** Data records follows **
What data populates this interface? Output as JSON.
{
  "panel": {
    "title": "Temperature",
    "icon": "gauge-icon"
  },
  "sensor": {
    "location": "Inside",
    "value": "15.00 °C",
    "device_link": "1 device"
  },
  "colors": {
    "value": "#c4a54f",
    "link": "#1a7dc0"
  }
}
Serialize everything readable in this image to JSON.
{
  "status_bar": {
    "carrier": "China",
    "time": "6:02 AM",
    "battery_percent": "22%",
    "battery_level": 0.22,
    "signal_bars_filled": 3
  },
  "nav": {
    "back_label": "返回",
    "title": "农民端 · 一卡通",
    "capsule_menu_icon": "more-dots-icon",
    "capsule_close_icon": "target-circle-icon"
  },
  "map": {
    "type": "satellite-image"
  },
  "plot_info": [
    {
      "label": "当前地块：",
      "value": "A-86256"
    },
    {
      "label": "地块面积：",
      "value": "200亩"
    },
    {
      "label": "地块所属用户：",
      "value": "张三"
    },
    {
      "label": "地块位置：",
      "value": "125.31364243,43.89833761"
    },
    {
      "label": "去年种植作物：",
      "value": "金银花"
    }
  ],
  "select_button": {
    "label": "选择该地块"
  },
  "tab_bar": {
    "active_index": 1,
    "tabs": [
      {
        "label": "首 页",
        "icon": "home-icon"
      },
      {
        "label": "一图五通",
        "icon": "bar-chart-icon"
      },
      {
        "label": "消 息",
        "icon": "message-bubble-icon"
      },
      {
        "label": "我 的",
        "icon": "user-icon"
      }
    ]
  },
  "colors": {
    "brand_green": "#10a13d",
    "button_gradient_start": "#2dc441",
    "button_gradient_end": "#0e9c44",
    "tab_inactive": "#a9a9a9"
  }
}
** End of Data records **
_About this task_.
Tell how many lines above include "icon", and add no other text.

_Response_.
7